● Items from an interface collection
------------------------------------------------------------

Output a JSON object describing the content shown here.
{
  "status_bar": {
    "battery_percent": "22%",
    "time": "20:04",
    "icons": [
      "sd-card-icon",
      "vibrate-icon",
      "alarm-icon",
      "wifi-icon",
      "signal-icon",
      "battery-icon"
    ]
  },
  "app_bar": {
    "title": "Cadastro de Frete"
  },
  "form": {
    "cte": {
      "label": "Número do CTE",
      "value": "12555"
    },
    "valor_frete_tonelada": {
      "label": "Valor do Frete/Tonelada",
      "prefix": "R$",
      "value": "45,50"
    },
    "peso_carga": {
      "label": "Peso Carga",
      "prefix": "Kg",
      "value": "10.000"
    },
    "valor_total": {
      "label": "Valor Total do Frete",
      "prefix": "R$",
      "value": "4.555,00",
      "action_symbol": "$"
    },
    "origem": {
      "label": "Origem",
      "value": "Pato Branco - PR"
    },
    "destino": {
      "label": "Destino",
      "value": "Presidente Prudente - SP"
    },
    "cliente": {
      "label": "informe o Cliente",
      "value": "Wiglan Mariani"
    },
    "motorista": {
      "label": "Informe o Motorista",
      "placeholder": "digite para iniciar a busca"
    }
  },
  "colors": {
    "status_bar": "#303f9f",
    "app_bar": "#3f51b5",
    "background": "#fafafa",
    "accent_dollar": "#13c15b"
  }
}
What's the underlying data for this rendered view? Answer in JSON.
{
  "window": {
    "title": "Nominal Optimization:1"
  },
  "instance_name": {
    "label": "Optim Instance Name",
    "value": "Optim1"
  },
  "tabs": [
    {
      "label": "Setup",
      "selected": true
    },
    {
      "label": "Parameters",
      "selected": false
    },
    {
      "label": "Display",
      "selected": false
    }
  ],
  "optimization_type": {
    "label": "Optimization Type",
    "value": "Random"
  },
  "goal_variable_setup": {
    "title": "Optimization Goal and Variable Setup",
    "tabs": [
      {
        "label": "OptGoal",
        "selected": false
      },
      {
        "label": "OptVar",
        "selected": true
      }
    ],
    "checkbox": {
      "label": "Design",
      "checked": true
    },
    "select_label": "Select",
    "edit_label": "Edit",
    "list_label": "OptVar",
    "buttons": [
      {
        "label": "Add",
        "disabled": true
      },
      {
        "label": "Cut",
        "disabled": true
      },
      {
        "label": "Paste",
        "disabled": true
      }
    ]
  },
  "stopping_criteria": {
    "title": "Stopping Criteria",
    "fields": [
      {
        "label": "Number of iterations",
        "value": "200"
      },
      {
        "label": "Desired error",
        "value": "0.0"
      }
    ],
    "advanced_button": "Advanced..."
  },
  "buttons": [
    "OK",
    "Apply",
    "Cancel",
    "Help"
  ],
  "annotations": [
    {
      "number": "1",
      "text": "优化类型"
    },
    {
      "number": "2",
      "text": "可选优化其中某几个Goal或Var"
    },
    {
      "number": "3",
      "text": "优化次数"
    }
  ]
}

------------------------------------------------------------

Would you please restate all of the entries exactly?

● Response
Output a JSON object describing the content shown here.
{
  "status_bar": {
    "battery_percent": "22%",
    "time": "20:04",
    "icons": [
      "sd-card-icon",
      "vibrate-icon",
      "alarm-icon",
      "wifi-icon",
      "signal-icon",
      "battery-icon"
    ]
  },
  "app_bar": {
    "title": "Cadastro de Frete"
  },
  "form": {
    "cte": {
      "label": "Número do CTE",
      "value": "12555"
    },
    "valor_frete_tonelada": {
      "label": "Valor do Frete/Tonelada",
      "prefix": "R$",
      "value": "45,50"
    },
    "peso_carga": {
      "label": "Peso Carga",
      "prefix": "Kg",
      "value": "10.000"
    },
    "valor_total": {
      "label": "Valor Total do Frete",
      "prefix": "R$",
      "value": "4.555,00",
      "action_symbol": "$"
    },
    "origem": {
      "label": "Origem",
      "value": "Pato Branco - PR"
    },
    "destino": {
      "label": "Destino",
      "value": "Presidente Prudente - SP"
    },
    "cliente": {
      "label": "informe o Cliente",
      "value": "Wiglan Mariani"
    },
    "motorista": {
      "label": "Informe o Motorista",
      "placeholder": "digite para iniciar a busca"
    }
  },
  "colors": {
    "status_bar": "#303f9f",
    "app_bar": "#3f51b5",
    "background": "#fafafa",
    "accent_dollar": "#13c15b"
  }
}
What's the underlying data for this rendered view? Answer in JSON.
{
  "window": {
    "title": "Nominal Optimization:1"
  },
  "instance_name": {
    "label": "Optim Instance Name",
    "value": "Optim1"
  },
  "tabs": [
    {
      "label": "Setup",
      "selected": true
    },
    {
      "label": "Parameters",
      "selected": false
    },
    {
      "label": "Display",
      "selected": false
    }
  ],
  "optimization_type": {
    "label": "Optimization Type",
    "value": "Random"
  },
  "goal_variable_setup": {
    "title": "Optimization Goal and Variable Setup",
    "tabs": [
      {
        "label": "OptGoal",
        "selected": false
      },
      {
        "label": "OptVar",
        "selected": true
      }
    ],
    "checkbox": {
      "label": "Design",
      "checked": true
    },
    "select_label": "Select",
    "edit_label": "Edit",
    "list_label": "OptVar",
    "buttons": [
      {
        "label": "Add",
        "disabled": true
      },
      {
        "label": "Cut",
        "disabled": true
      },
      {
        "label": "Paste",
        "disabled": true
      }
    ]
  },
  "stopping_criteria": {
    "title": "Stopping Criteria",
    "fields": [
      {
        "label": "Number of iterations",
        "value": "200"
      },
      {
        "label": "Desired error",
        "value": "0.0"
      }
    ],
    "advanced_button": "Advanced..."
  },
  "buttons": [
    "OK",
    "Apply",
    "Cancel",
    "Help"
  ],
  "annotations": [
    {
      "number": "1",
      "text": "优化类型"
    },
    {
      "number": "2",
      "text": "可选优化其中某几个Goal或Var"
    },
    {
      "number": "3",
      "text": "优化次数"
    }
  ]
}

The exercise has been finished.